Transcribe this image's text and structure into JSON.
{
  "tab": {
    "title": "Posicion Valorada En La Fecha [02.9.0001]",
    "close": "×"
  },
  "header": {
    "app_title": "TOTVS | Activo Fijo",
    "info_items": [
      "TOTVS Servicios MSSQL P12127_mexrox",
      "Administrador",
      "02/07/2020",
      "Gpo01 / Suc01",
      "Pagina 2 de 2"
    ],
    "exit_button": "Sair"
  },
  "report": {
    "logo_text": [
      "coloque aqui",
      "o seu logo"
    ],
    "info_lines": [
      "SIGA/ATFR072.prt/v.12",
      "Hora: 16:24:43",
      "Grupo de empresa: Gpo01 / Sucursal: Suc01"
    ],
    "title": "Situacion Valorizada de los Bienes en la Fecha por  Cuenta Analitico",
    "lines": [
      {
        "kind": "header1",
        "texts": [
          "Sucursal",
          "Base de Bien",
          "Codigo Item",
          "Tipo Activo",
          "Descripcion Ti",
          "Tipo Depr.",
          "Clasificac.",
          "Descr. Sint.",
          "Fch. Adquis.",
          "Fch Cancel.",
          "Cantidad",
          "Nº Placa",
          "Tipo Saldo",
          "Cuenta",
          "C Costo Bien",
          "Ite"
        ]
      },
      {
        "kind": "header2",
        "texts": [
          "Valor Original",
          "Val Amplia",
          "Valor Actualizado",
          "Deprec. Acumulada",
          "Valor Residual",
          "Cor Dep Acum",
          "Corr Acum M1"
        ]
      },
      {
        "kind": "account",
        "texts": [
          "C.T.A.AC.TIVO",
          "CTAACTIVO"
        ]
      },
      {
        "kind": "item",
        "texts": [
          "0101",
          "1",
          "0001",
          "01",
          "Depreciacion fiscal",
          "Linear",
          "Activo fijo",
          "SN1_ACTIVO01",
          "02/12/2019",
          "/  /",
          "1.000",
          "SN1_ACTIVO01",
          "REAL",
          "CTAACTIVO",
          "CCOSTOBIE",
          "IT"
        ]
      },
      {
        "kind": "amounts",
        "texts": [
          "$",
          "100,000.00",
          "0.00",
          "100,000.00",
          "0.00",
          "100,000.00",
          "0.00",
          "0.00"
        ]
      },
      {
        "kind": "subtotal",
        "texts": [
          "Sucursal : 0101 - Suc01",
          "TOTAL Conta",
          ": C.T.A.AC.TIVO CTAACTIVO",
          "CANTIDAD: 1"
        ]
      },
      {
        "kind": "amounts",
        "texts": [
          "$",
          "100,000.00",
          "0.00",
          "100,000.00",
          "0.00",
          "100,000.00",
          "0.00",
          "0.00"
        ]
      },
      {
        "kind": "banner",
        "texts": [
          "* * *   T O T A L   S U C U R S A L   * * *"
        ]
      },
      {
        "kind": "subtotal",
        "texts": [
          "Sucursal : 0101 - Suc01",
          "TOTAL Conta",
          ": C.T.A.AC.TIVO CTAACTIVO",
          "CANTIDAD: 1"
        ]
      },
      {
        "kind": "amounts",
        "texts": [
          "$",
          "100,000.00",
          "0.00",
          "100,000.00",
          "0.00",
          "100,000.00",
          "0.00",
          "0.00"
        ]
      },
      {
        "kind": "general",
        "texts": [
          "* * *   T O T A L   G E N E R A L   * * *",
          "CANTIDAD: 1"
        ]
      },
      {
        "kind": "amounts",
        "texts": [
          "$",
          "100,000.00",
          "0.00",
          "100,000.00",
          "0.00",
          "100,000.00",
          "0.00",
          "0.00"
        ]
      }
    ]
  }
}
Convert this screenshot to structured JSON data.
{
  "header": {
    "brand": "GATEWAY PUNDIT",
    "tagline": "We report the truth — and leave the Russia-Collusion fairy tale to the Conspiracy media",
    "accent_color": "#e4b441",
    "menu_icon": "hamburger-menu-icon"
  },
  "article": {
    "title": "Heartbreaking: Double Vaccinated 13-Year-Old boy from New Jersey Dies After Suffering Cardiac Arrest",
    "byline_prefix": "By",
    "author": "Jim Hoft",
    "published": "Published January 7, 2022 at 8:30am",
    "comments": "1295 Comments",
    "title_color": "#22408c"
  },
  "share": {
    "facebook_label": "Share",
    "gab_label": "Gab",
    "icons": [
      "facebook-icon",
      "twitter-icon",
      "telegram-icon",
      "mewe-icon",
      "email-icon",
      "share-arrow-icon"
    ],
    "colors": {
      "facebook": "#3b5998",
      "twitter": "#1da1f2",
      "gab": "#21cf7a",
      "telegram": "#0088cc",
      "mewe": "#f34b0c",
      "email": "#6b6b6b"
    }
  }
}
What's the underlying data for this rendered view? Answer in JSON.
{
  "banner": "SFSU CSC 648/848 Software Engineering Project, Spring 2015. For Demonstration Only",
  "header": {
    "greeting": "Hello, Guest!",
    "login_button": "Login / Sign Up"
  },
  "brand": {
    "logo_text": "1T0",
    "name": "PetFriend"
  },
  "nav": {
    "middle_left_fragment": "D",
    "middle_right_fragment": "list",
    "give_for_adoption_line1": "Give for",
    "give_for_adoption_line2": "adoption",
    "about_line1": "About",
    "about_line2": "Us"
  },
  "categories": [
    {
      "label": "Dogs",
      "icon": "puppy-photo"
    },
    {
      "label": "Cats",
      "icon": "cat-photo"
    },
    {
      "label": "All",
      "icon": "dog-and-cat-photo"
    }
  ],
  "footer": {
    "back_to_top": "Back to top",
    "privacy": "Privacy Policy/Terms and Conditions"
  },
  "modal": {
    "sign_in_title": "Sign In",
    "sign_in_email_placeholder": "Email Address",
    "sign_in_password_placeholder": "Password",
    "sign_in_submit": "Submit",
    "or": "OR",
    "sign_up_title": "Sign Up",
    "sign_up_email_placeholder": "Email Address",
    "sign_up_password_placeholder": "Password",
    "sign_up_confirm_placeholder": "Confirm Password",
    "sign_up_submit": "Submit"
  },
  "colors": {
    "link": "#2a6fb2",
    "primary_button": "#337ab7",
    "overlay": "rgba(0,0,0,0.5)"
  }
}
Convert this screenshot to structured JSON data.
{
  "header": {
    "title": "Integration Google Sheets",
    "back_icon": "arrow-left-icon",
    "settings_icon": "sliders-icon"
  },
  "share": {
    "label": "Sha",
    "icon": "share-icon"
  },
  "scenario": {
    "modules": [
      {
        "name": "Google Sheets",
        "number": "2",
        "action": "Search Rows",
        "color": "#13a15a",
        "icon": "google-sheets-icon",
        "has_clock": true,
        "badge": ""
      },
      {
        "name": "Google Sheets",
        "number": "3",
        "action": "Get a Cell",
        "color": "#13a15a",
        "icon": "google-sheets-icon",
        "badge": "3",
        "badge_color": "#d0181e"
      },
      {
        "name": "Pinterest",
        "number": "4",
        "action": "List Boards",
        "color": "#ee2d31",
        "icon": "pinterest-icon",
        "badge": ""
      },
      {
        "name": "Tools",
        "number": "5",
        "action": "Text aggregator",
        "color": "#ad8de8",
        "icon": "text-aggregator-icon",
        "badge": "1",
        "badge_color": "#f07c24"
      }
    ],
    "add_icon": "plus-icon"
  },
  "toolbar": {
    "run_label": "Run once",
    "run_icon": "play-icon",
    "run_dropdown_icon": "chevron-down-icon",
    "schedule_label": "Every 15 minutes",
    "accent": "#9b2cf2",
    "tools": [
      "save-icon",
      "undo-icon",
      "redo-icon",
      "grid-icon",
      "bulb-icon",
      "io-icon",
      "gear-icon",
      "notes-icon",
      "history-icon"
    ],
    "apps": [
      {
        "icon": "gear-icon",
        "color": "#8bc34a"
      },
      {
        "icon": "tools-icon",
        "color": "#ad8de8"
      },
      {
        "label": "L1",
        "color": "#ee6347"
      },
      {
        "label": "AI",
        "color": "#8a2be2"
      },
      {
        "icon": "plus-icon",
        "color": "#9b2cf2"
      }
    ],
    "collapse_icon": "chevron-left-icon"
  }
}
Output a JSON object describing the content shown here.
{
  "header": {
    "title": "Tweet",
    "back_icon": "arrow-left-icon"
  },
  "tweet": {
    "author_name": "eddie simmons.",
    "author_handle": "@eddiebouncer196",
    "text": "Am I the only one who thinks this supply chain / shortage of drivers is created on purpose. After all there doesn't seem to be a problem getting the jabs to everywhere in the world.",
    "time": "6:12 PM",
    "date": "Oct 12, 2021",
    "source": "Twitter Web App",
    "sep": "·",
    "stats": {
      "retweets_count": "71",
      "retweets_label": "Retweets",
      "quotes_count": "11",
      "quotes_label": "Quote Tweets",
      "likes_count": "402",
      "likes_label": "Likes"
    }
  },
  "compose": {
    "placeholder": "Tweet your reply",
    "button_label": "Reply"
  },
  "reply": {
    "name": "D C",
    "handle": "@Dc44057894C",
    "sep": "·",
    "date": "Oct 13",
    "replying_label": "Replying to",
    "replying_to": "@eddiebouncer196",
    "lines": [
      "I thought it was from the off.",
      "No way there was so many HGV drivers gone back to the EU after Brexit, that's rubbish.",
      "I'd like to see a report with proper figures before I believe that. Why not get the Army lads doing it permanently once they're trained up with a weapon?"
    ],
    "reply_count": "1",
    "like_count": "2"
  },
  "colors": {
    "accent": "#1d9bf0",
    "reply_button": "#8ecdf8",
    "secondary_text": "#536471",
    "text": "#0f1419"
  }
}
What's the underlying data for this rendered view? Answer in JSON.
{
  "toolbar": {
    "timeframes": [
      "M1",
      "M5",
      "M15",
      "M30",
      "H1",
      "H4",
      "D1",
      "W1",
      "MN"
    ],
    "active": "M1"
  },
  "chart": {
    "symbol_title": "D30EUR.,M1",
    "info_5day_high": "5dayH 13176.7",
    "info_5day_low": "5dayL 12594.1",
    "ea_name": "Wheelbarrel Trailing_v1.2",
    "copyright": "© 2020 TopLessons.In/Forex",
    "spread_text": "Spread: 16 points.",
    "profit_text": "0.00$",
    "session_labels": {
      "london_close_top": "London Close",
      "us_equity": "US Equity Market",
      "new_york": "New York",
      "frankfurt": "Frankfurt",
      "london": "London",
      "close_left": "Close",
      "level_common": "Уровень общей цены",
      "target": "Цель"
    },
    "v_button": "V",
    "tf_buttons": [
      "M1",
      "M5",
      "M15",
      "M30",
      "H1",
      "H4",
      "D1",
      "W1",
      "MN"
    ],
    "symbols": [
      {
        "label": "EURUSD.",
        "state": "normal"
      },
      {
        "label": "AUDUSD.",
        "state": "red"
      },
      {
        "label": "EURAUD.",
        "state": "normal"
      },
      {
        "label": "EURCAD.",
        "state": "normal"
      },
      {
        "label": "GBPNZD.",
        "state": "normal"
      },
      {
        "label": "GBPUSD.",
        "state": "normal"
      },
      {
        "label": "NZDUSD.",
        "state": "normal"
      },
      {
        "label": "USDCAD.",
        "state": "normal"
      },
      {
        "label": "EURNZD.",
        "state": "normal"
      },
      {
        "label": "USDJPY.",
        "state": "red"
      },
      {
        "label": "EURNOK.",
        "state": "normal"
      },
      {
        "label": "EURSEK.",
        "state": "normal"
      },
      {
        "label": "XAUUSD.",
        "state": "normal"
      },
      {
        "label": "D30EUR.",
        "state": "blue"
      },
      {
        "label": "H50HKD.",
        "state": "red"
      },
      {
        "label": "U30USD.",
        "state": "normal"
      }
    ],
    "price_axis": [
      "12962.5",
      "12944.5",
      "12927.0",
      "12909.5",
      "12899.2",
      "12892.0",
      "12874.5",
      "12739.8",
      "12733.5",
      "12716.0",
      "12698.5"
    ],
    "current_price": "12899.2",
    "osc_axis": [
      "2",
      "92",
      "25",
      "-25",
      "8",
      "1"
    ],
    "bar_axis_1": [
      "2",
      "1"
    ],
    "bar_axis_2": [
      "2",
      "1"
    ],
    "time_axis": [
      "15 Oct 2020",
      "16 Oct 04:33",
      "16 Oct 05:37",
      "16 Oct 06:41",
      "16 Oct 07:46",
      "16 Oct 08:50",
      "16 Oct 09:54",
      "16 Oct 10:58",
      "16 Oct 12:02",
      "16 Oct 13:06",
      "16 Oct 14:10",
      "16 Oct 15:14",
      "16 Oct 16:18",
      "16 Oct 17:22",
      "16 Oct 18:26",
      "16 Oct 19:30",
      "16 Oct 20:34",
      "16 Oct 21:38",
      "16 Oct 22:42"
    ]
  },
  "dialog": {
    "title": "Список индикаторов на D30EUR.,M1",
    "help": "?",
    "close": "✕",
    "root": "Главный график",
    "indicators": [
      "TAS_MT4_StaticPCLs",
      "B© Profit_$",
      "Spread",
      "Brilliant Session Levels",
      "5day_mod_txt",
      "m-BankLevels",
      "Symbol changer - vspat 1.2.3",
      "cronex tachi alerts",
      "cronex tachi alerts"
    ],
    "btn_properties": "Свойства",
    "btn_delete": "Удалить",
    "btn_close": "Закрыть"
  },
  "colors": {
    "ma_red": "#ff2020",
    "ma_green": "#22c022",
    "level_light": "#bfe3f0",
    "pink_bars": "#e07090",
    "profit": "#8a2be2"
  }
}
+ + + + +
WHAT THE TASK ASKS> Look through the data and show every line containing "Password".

ANSWER SPACE>
    "sign_in_password_placeholder": "Password",
    "sign_up_password_placeholder": "Password",
    "sign_up_confirm_placeholder": "Confirm Password",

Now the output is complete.